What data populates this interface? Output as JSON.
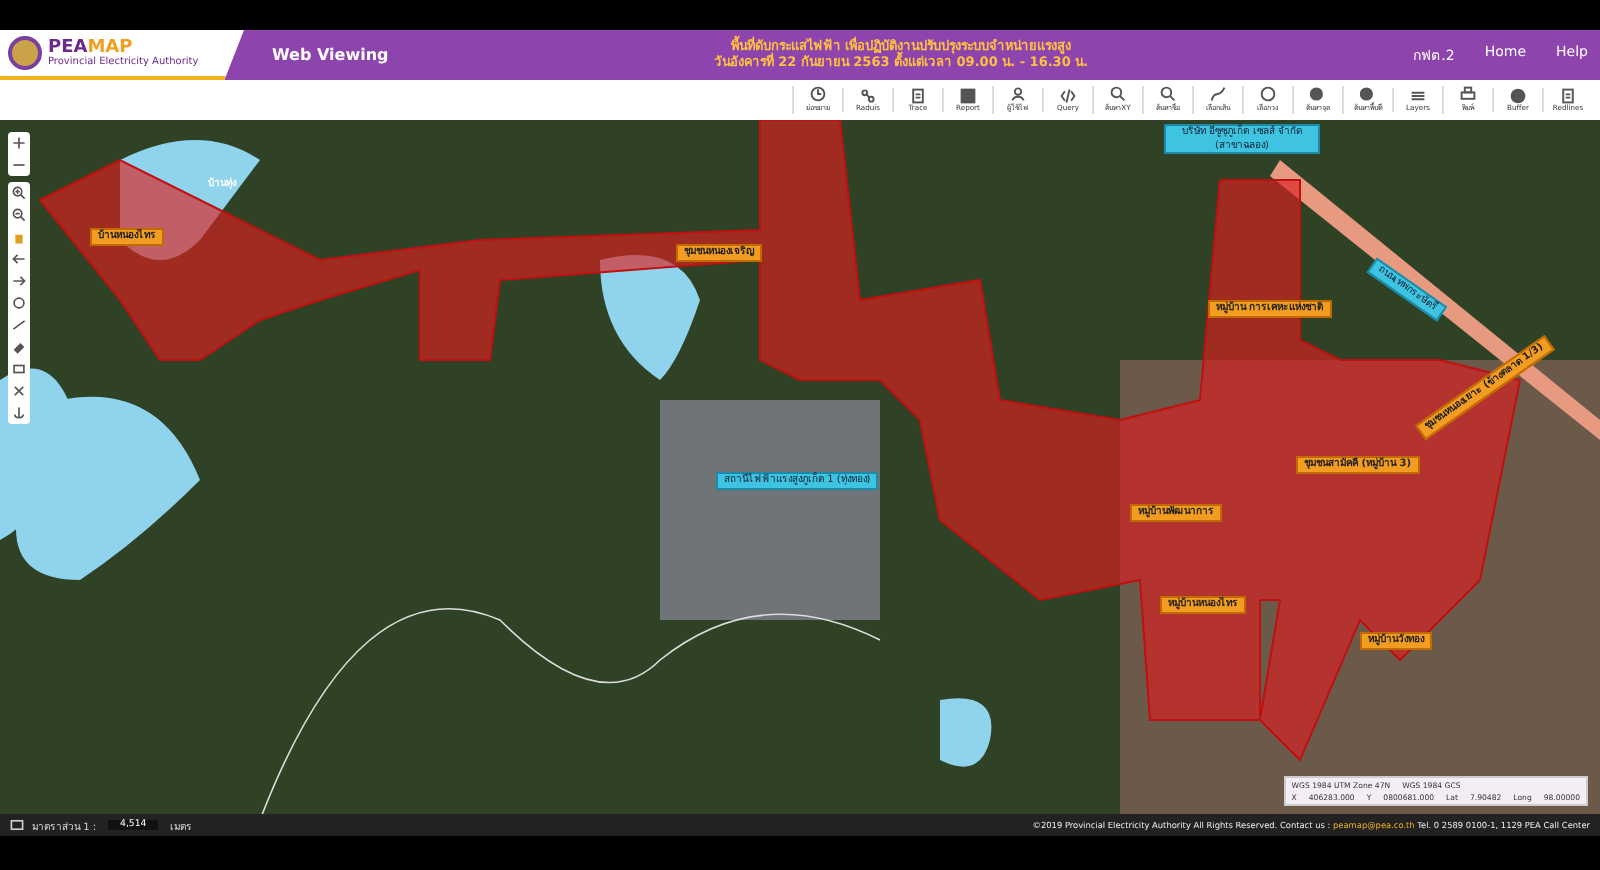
{
  "header": {
    "logo_brand_a": "PEA",
    "logo_brand_b": "MAP",
    "logo_subtitle": "Provincial Electricity Authority",
    "app_title": "Web Viewing",
    "notice_lines": [
      "พื้นที่ดับกระแสไฟฟ้า เพื่อปฏิบัติงานปรับปรุงระบบจำหน่ายแรงสูง",
      "วันอังคารที่ 22 กันยายน 2563 ตั้งแต่เวลา 09.00 น. - 16.30 น."
    ],
    "nav_links": [
      "กฟต.2",
      "Home",
      "Help"
    ]
  },
  "toolbar": [
    {
      "label": "ย่อขยาย"
    },
    {
      "label": "Raduis"
    },
    {
      "label": "Trace"
    },
    {
      "label": "Report"
    },
    {
      "label": "ผู้ใช้ไฟ"
    },
    {
      "label": "Query"
    },
    {
      "label": "ค้นหาXY"
    },
    {
      "label": "ค้นหาชื่อ"
    },
    {
      "label": "เลือกเส้น"
    },
    {
      "label": "เลือกวง"
    },
    {
      "label": "ค้นหาจุด"
    },
    {
      "label": "ค้นหาพื้นที่"
    },
    {
      "label": "Layers"
    },
    {
      "label": "พิมพ์"
    },
    {
      "label": "Buffer"
    },
    {
      "label": "Redlines"
    }
  ],
  "map": {
    "labels": [
      {
        "text": "บ้านหนองไทร",
        "kind": "area"
      },
      {
        "text": "บ้านทุ่ง",
        "kind": "place"
      },
      {
        "text": "ชุมชนหนองเจริญ",
        "kind": "area"
      },
      {
        "text": "สถานีไฟฟ้าแรงสูงภูเก็ต 1 (ทุ่งทอง)",
        "kind": "site"
      },
      {
        "text": "บริษัท อีซูซุภูเก็ต เซลส์ จำกัด (สาขาฉลอง)",
        "kind": "site"
      },
      {
        "text": "ถนนเทพกระษัตรี",
        "kind": "road"
      },
      {
        "text": "หมู่บ้าน การเคหะแห่งชาติ",
        "kind": "area"
      },
      {
        "text": "หมู่บ้านพัฒนาการ",
        "kind": "area"
      },
      {
        "text": "ชุมชนสามัคคี (หมู่บ้าน 3)",
        "kind": "area"
      },
      {
        "text": "ชุมชนหนองเยาะ (ข้างตลาด 1/3)",
        "kind": "area"
      },
      {
        "text": "หมู่บ้านหนองไทร",
        "kind": "area"
      },
      {
        "text": "หมู่บ้านวังทอง",
        "kind": "area"
      }
    ]
  },
  "coordinates": {
    "systems": [
      "WGS 1984 UTM Zone 47N",
      "WGS 1984 GCS"
    ],
    "fields": [
      {
        "label": "X",
        "value": "406283.000"
      },
      {
        "label": "Y",
        "value": "0800681.000"
      },
      {
        "label": "Lat",
        "value": "7.90482"
      },
      {
        "label": "Long",
        "value": "98.00000"
      }
    ]
  },
  "footer": {
    "scale_label": "มาตราส่วน 1 :",
    "scale_value": "4,514",
    "scale_unit": "เมตร",
    "copyright": "©2019 Provincial Electricity Authority All Rights Reserved. Contact us : ",
    "email": "peamap@pea.co.th",
    "phone": " Tel. 0 2589 0100-1, 1129 PEA Call Center"
  }
}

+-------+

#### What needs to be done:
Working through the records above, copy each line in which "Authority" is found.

#### Answer box:
    "logo_subtitle": "Provincial Electricity Authority",
    "copyright": "©2019 Provincial Electricity Authority All Rights Reserved. Contact us : ",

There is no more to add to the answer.